On one of the mailing lists I read, someone asked
Can anyone explain to me how a raw score of 75 and a raw score of 59 are both 800’s on the scale for the physics test? That seems a huge spread. I see similar stuff on other tests, but nothing spread quite this far.
One can find the distribution of scale scores as percentiles on the College Board web site at http://media.collegeboard.com/digitalServices/pdf/research/SAT-Subject-Tests-Percentile-Ranks-2013.pdf, but finding information about raw scores is harder. The College Board says
The raw score is converted to the College Board 200- to 800-point scaled score by a statistical process called equating. Equating adjusts for slight differences in difficulty between test editions and ensures that:
- A student’s score does not depend on the specific test edition she took.
- A student’s score does not depend on how well others did on the same edition of the test.
I’ve found raw-score-to-scaled-score conversions for one version of the SAT test at http://media.collegeboard.com/digitalServices/pdf/research/SAT-RAW-Score-to-Scaled-Score-Ranges-2013.pdf, but I’ve not found them for SAT 2 tests, and I don’t know whether the person had access to more data than I’ve been able to find on the College Board site, or just had a couple of data points for students who both got a standard score of 800.

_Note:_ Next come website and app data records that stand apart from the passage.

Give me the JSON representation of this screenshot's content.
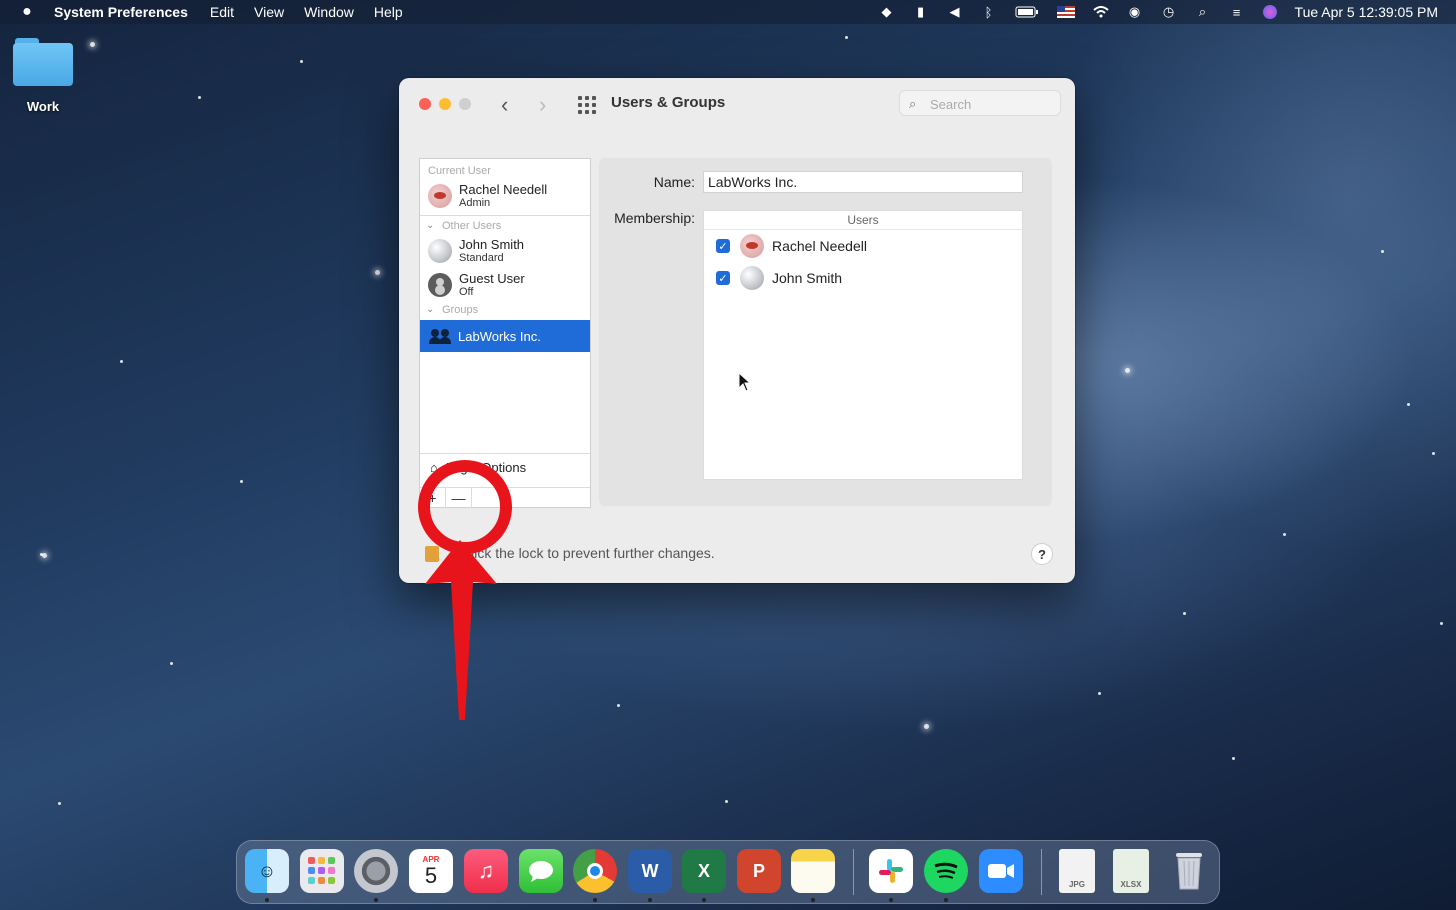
{
  "menubar": {
    "app_name": "System Preferences",
    "menus": [
      "Edit",
      "View",
      "Window",
      "Help"
    ],
    "clock": "Tue Apr 5  12:39:05 PM"
  },
  "desktop": {
    "folder_label": "Work"
  },
  "window": {
    "title": "Users & Groups",
    "search_placeholder": "Search",
    "sidebar": {
      "current_user_header": "Current User",
      "current_user": {
        "name": "Rachel Needell",
        "role": "Admin"
      },
      "other_users_header": "Other Users",
      "other_users": [
        {
          "name": "John Smith",
          "role": "Standard"
        },
        {
          "name": "Guest User",
          "role": "Off"
        }
      ],
      "groups_header": "Groups",
      "groups": [
        {
          "name": "LabWorks Inc.",
          "selected": true
        }
      ],
      "login_options": "Login Options",
      "add_label": "+",
      "remove_label": "—"
    },
    "panel": {
      "name_label": "Name:",
      "name_value": "LabWorks Inc.",
      "membership_label": "Membership:",
      "members_header": "Users",
      "members": [
        {
          "name": "Rachel Needell",
          "checked": true
        },
        {
          "name": "John Smith",
          "checked": true
        }
      ]
    },
    "lock_text": "Click the lock to prevent further changes.",
    "help_label": "?"
  },
  "dock": {
    "calendar_month": "APR",
    "calendar_day": "5",
    "word_letter": "W",
    "excel_letter": "X",
    "ppt_letter": "P",
    "file_jpg_label": "JPG",
    "file_xlsx_label": "XLSX"
  },
  "colors": {
    "accent": "#1f6cd9",
    "annotation": "#e8141c"
  }
}
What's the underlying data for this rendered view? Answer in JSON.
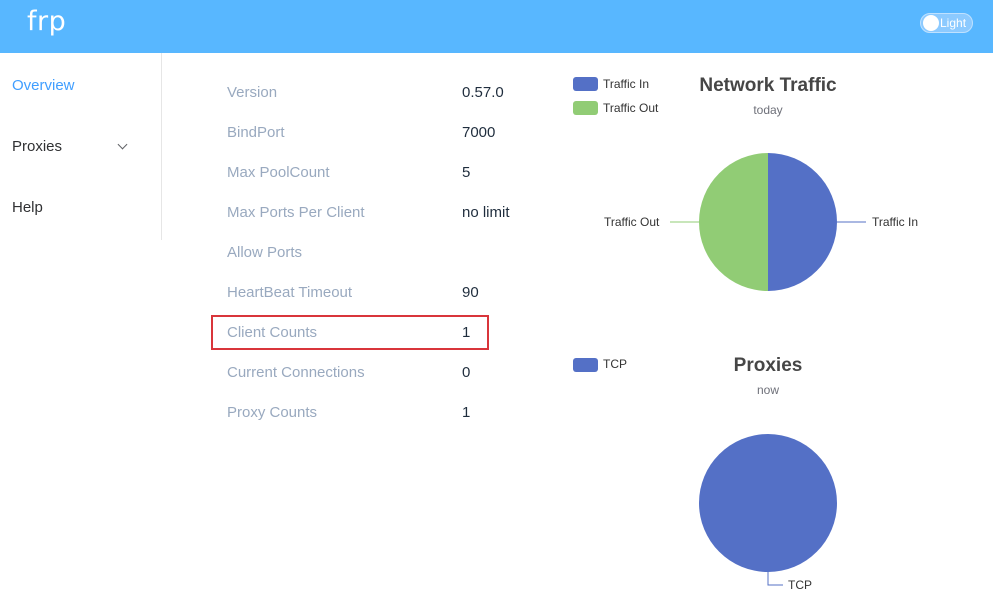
{
  "header": {
    "brand": "frp",
    "theme_toggle_label": "Light"
  },
  "sidebar": {
    "items": [
      {
        "label": "Overview",
        "active": true
      },
      {
        "label": "Proxies",
        "has_submenu": true
      },
      {
        "label": "Help"
      }
    ]
  },
  "server_info": [
    {
      "key": "Version",
      "value": "0.57.0"
    },
    {
      "key": "BindPort",
      "value": "7000"
    },
    {
      "key": "Max PoolCount",
      "value": "5"
    },
    {
      "key": "Max Ports Per Client",
      "value": "no limit"
    },
    {
      "key": "Allow Ports",
      "value": ""
    },
    {
      "key": "HeartBeat Timeout",
      "value": "90"
    },
    {
      "key": "Client Counts",
      "value": "1"
    },
    {
      "key": "Current Connections",
      "value": "0"
    },
    {
      "key": "Proxy Counts",
      "value": "1"
    }
  ],
  "highlighted_row": "Client Counts",
  "colors": {
    "header": "#58b7ff",
    "active_menu": "#409eff",
    "traffic_in": "#5470c6",
    "traffic_out": "#91cc75",
    "highlight_box": "#d9353b"
  },
  "chart_data": [
    {
      "type": "pie",
      "title": "Network Traffic",
      "subtitle": "today",
      "legend": [
        "Traffic In",
        "Traffic Out"
      ],
      "legend_position": "top-left",
      "slices": [
        {
          "name": "Traffic In",
          "value": 50,
          "color": "#5470c6"
        },
        {
          "name": "Traffic Out",
          "value": 50,
          "color": "#91cc75"
        }
      ]
    },
    {
      "type": "pie",
      "title": "Proxies",
      "subtitle": "now",
      "legend": [
        "TCP"
      ],
      "legend_position": "top-left",
      "slices": [
        {
          "name": "TCP",
          "value": 1,
          "color": "#5470c6"
        }
      ]
    }
  ]
}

The scale score on the SAT subject test, like other scale scores, is intended to have the same meaning from year to year, despite differences in the underlying test questions. Initially, tests are written so that questions span a range of difficulty, with some easy questions and some hard ones.Depending on the purpose of the test, the questions may cluster around a particular level of difficulty—if the test is intended as a pass/no-pass test, the questions hover around the pass threshold. Think of a driving exam, where the questions are intended to separate those who can drive safely from those who can’t. There is no point to asking esoteric questions that even good drivers can’t answer, nor trivial ones that even bad drivers do well at.
When the point is to spread students out without a single boundary (as for college admissions), there needs to be a wider diversity of difficulty of questions. You need some that are so difficult that few get them, and some that are so easy that few miss them, and everything in between. There need to be several difficult questions, to compensate for students randomly guessing correctly on one difficult question.
Because the scale scores are supposed to mean the same from year to year, and the scales are arbitrarily capped at 200 and 800, drift in student education or who takes the exams can make students pile up at one end of the scale or the other, even if initially the end scores were very rare. That has happened in math (level one has few students with 800, level 2 has 9% of students getting 800), physics (8% of students get an 800), and most of the language exams (when mostly native speakers take the exam—for Chinese, lots of students get an 800). Student selection seems to play more of a role than education (people who expect to do poorly don’t pay to take the test), so the bottom end of the scale is rarely used, while students pile up at the top end.
A more sensible system would not cap the scale scores (Lexiles, for example, are not capped) so that drifts in student population do not pile up people at one point on the scale. Many of the underlying SAT subject tests have the ability to measure more at the top end, but the political or marketing (not scientific) decision to cap scores at 800 limit the utility of the tests for making distinctions.
Note: the ACT has similar artificial score limitations and suffers the same sort of unnecessary ceiling, though it is not clear whether the underlying questionshave the ability to make distinctions at the top end—when you get down to differences of one or two questions right, you are looking at noise, not signal.